The prediction task in the first set of experiments is to learn models which accurately determine whether a given individual has PD based upon brief smartphone recordings of the person’s voice. The ‘US cohort’ dataset [10] used in these experiments:

- is composed of 195 (de-identified) voice recordings for 31 individuals, 23 of whom have PD, with most recordings lasting for a few seconds; each voice recording is described by 22 features expected to be PD-relevant [10,25], including
- 16 standard ‘statistical’ attributes (e.g. mean/maximum/minimum fundamental frequency, variation of fundamental frequency and signal amplitude, signal-to-noise ratio) – see [25] for details;

- 6 information-theoretic/complexity measures (e.g. fractal dimension, pitch entropy, dynamical complexity) – see [25] for details;

- contains recordings of PD patients in the early stages of the disease – for example, 26% have little or no functional disability (stage ≤ 1.5 on the Hoehn/Yahr scale [10]) and 35% have been diagnosed for ≤ 2yr;
- includes a label for each patient, ‘PD’ or ‘healthy’, assigned by PD specialists based upon thorough clinical ex-amination (see [10] for details).

Predictive performance is measured with area under the ROC curve (AUC), estimated through leave-one-out cross-validation (together with statistical significance of performance differences [31]). Quantitative assessment of the ac-curacy of Algorithm I+FLL is facilitated through comparison with two state-of-the-art benchmark models as well as two simplified version of the algorithm. The five PD-detection strategies implemented in the experiment are:

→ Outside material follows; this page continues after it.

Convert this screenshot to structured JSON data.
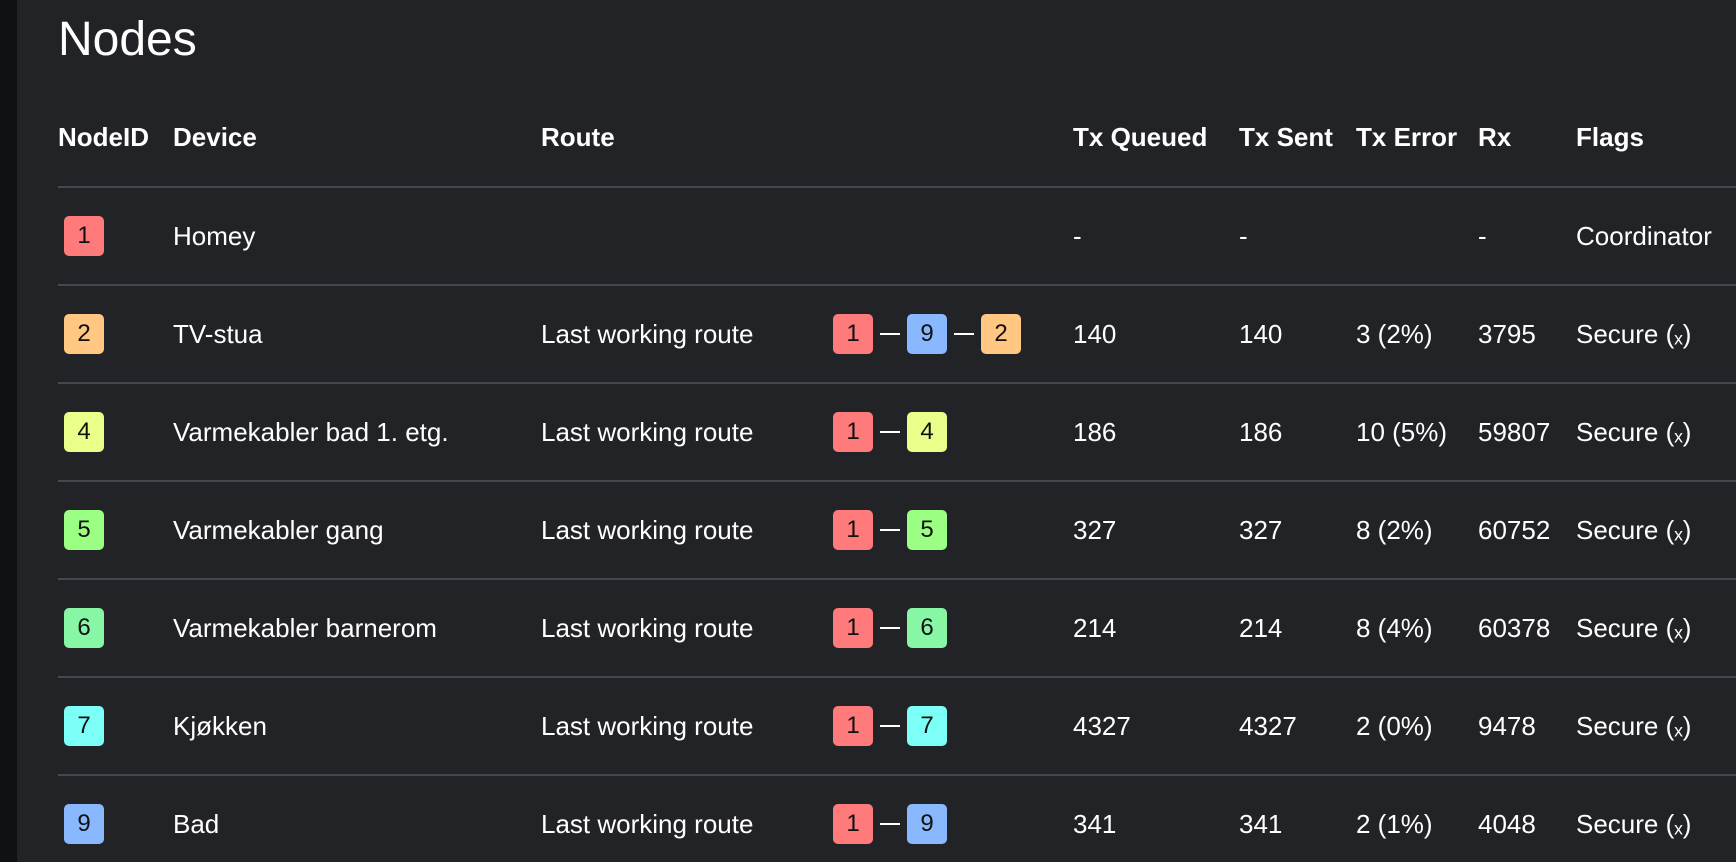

- ‘I+FLL’: Algorithm I+FLL deployed with all 22 physiological features (see above and [25]), where preliminary predictions are made with an RF classifier trained on DL, prediction refinement is based upon two feature labels with initial estimates u0,increased_pitch_entropy = +1, u0,increased_signal/noise = −1, and β1 = β2 = β3 = 0.3;
- ‘I+FLL-statistical’: Algorithm I+FLL as above but using only 16 voice statistics as features (e.g. mean fundamental frequency, signal/noise ratio) [25];
- ‘I+FLL-information-theoretic’: Algorithm I+FLL as above but using only 6 information-theoretic and complexity quantities as features (e.g. pitch-entropy, fractal dimension of voice signal embedding) [25];
- ‘little’: state-of-the-art PD detection model built with an SVM classifier and extensive feature engineering [10];
- ‘psorakis’: relevance vector machine with sophisticated basis function and training sample selection [34].

Tests of standard learning methodologies (traditional SVMs, logistic regression) [20] for this task suggest these per-form poorly, likely because the training dataset is small.

Results of the ‘US cohort’ PD-detection experiment are shown in Figure 9. It is seen that a prediction model learned using Algorithm I+FLL (cyan bar) significantly outperforms all benchmark models (AUC = 0.985 with p < 0.01 for AUC differences). Notice that the sets of statistical and information-theoretic/complexity features are predictive on their own and complementary when combined.

We also compared the PD-detection accuracy of Algorithm I+FLL, which requires only passive smartphone data, to that of high-quality PD-screening questionnaires. PD-screening tools evaluated in this test include NMS-Quest [35] and Tele-Quest [36], and ground-truth PD labels reflect diagnoses made by PD specialists based upon thorough clinical examination. Because [35,36] report sensitivity and specificity [20], rather than AUC, those are also used here. The results of the study are:

- Algorithm I+FLL: sensitivity = 0.945, specificity = 0.960;
- NMS-Quest [35]: sensitivity = 0.718, specificity = 0.885;
- Tele-Quest [36]: sensitivity = 0.890, specificity = 0.880.

Thus Algorithm I+FLL, processing only smartphone data, achieves better screening accuracy than labor-intensive, clinically-validated PD questionnaires.